**Problem details:** In the records below, find every line with the word "JSON" and copy it.

**Records for this task:**
::::::::

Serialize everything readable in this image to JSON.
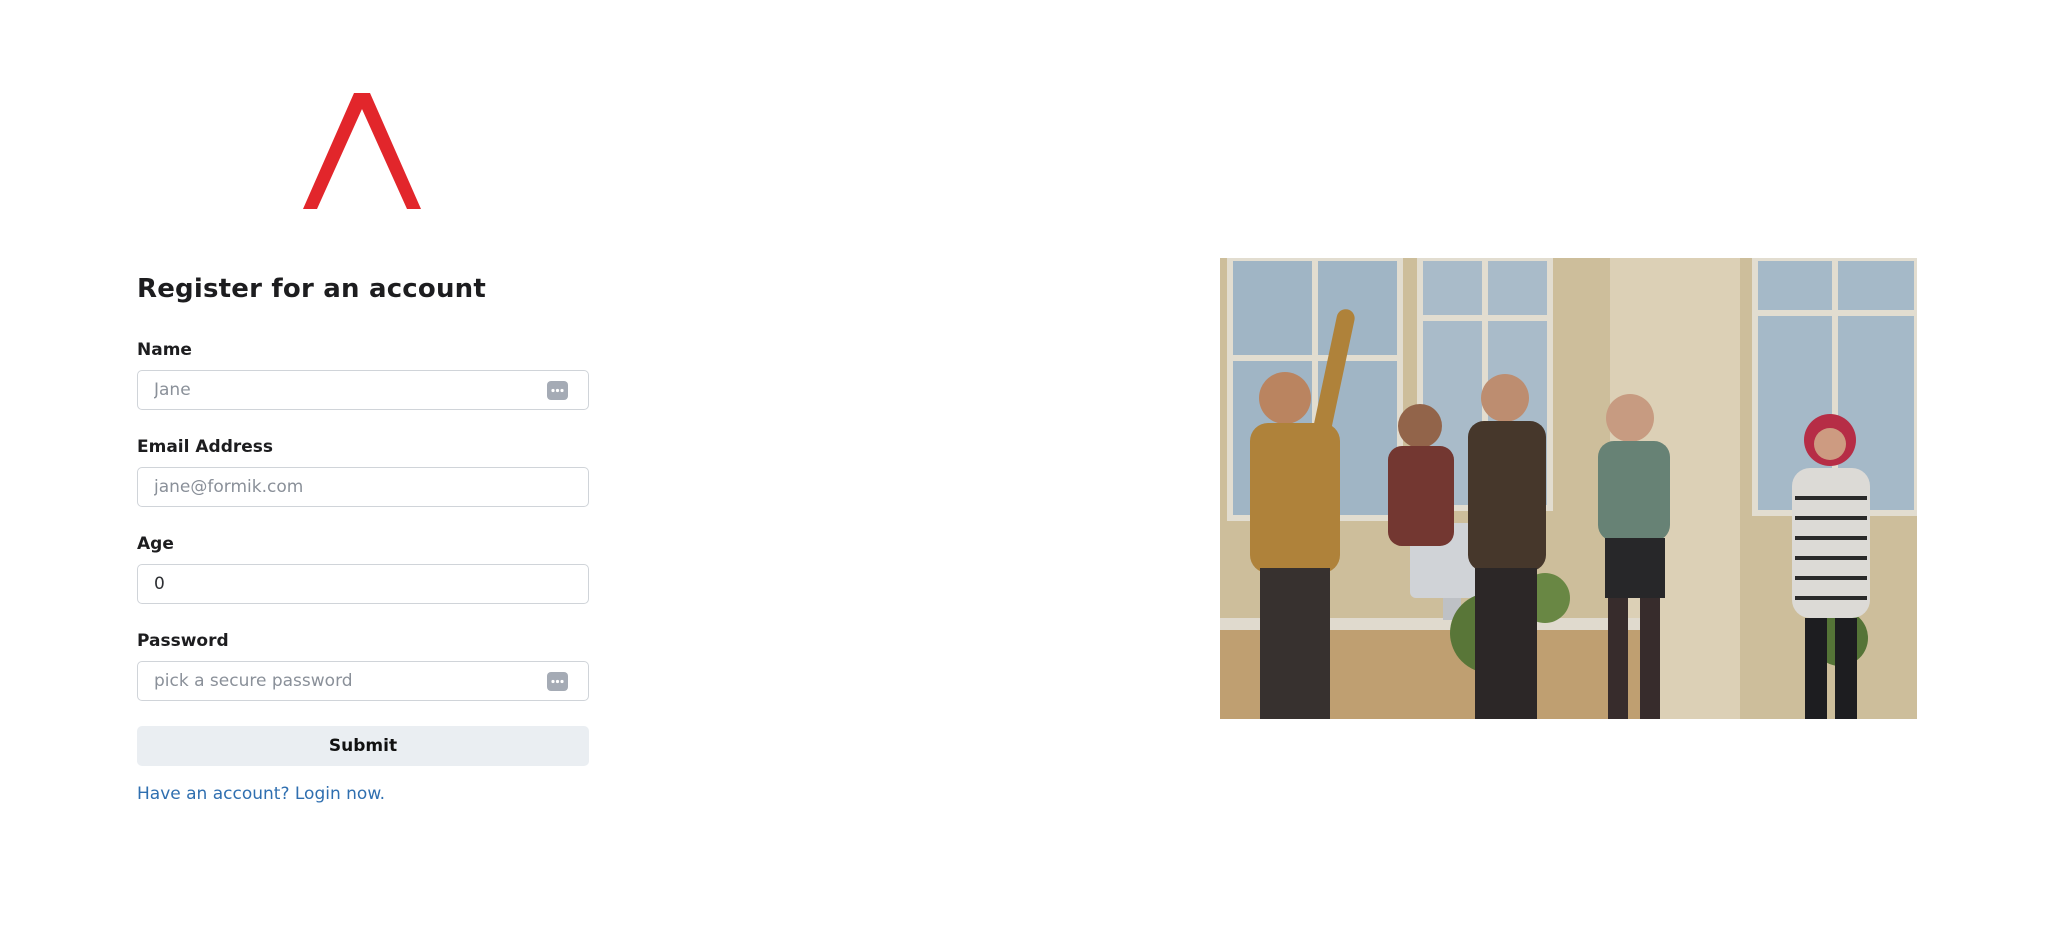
{
  "brand": {
    "logo_color": "#e2262b",
    "logo_icon": "caret-logo"
  },
  "form": {
    "title": "Register for an account",
    "fields": {
      "name": {
        "label": "Name",
        "placeholder": "Jane",
        "value": ""
      },
      "email": {
        "label": "Email Address",
        "placeholder": "jane@formik.com",
        "value": ""
      },
      "age": {
        "label": "Age",
        "placeholder": "",
        "value": "0"
      },
      "password": {
        "label": "Password",
        "placeholder": "pick a secure password",
        "value": ""
      }
    },
    "submit_label": "Submit",
    "login_link": "Have an account? Login now."
  },
  "colors": {
    "link": "#2f6fb0",
    "button_bg": "#eaeef2",
    "input_border": "#d0d4d9"
  },
  "hero_image": {
    "subject": "team-celebrating-photo"
  }
}
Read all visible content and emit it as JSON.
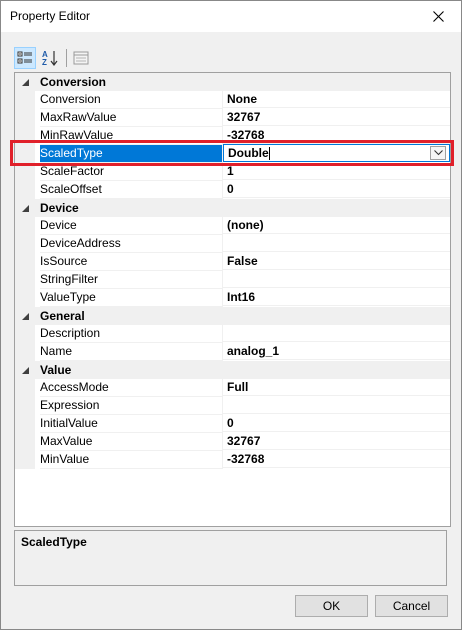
{
  "window": {
    "title": "Property Editor"
  },
  "toolbar": {
    "categorized": {
      "icon": "categorized-icon"
    },
    "alphabetical": {
      "icon": "sort-az-icon"
    },
    "property_pages": {
      "icon": "property-pages-icon"
    }
  },
  "grid": {
    "categories": [
      {
        "label": "Conversion",
        "properties": [
          {
            "name": "Conversion",
            "value": "None"
          },
          {
            "name": "MaxRawValue",
            "value": "32767"
          },
          {
            "name": "MinRawValue",
            "value": "-32768"
          },
          {
            "name": "ScaledType",
            "value": "Double",
            "selected": true
          },
          {
            "name": "ScaleFactor",
            "value": "1"
          },
          {
            "name": "ScaleOffset",
            "value": "0"
          }
        ]
      },
      {
        "label": "Device",
        "properties": [
          {
            "name": "Device",
            "value": "(none)"
          },
          {
            "name": "DeviceAddress",
            "value": ""
          },
          {
            "name": "IsSource",
            "value": "False"
          },
          {
            "name": "StringFilter",
            "value": ""
          },
          {
            "name": "ValueType",
            "value": "Int16"
          }
        ]
      },
      {
        "label": "General",
        "properties": [
          {
            "name": "Description",
            "value": ""
          },
          {
            "name": "Name",
            "value": "analog_1"
          }
        ]
      },
      {
        "label": "Value",
        "properties": [
          {
            "name": "AccessMode",
            "value": "Full"
          },
          {
            "name": "Expression",
            "value": ""
          },
          {
            "name": "InitialValue",
            "value": "0"
          },
          {
            "name": "MaxValue",
            "value": "32767"
          },
          {
            "name": "MinValue",
            "value": "-32768"
          }
        ]
      }
    ]
  },
  "description": {
    "title": "ScaledType"
  },
  "buttons": {
    "ok": "OK",
    "cancel": "Cancel"
  },
  "colors": {
    "selection": "#0078d7",
    "highlight_frame": "#e0202a"
  }
}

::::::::

**Exercise answer:**
Serialize everything readable in this image to JSON.
Read all visible content and emit it as JSON.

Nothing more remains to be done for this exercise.